Happy foo-foo fun! Would love to hear of your favorite combos in the comments...


Monday, September 7, 2020

What is an Anodyne?

These are herbs that are known to relieve and sooth pain. Often used both internally and externally, depending on the herb. They may also be antispasmodics; relieving pain by reducing cramping in muscles. They may have an affinity for certain organs or systems. 

They work through various mechanisms but most help by a direct effect on pain signals to the brain. Anodyne is often synonymous with Analgesics. 

Herbal Anodynes To Explore:

Skullcap, valerian, lobelia, catnip, chamomile, cloves, cramp bark, passion flower, linden, california poppy, corn silk, bacopa, horsetail, hops, pleurisy root, kava, albizia, plantain, birch, wood betony.

Understanding herbal actions is important. You can get started by accessing my Quizlet for fun ways to learn and test yourself! To obtain access you'll need this password.... EXPLORE (also listed here in the side bar under "tools").

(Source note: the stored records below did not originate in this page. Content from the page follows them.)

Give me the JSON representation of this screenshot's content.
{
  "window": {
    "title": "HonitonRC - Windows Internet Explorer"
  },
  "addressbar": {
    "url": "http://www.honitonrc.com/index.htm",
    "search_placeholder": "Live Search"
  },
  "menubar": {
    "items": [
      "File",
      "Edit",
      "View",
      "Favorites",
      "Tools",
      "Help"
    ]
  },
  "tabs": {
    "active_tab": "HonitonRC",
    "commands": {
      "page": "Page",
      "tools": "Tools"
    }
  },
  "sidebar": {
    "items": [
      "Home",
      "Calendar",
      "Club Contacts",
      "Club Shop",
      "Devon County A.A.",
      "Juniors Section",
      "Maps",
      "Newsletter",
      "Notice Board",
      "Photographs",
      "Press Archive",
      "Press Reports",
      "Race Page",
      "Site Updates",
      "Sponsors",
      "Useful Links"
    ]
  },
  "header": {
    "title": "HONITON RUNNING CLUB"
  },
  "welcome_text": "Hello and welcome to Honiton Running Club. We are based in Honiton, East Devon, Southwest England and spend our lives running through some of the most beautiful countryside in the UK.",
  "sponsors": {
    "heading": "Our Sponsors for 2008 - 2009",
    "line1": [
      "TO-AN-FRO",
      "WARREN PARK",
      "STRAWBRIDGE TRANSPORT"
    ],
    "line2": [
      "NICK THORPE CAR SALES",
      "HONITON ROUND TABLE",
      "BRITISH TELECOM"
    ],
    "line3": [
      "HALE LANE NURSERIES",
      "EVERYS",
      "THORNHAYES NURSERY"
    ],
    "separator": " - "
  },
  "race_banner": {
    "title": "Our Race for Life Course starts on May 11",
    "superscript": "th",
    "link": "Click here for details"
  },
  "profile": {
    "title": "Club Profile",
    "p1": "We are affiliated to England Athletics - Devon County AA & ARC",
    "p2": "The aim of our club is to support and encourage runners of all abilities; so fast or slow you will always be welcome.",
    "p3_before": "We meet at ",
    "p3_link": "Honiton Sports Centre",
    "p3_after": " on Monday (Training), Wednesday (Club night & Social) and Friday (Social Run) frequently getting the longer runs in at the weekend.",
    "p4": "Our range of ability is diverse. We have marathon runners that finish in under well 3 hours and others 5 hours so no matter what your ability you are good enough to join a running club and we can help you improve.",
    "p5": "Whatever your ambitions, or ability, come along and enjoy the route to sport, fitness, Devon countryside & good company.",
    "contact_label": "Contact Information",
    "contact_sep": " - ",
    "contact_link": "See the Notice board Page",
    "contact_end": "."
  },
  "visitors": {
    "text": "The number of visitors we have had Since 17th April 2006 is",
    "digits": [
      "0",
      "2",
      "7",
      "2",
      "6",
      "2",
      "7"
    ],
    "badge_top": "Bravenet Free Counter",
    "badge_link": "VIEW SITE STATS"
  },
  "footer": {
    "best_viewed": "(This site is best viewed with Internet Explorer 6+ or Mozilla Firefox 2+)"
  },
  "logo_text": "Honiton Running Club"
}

Caution: Always, always remember to do some research on an herb before using it. In school, we were advised to check at least 3 sources first. Some are contraindicated with certain medications, existing conditions or other herbs you may be using. Make sure you're not allergic. Go low and slow when trying an herb for the first time... just a sip, a skin test or one drop, etc. depending on the route of your intentions.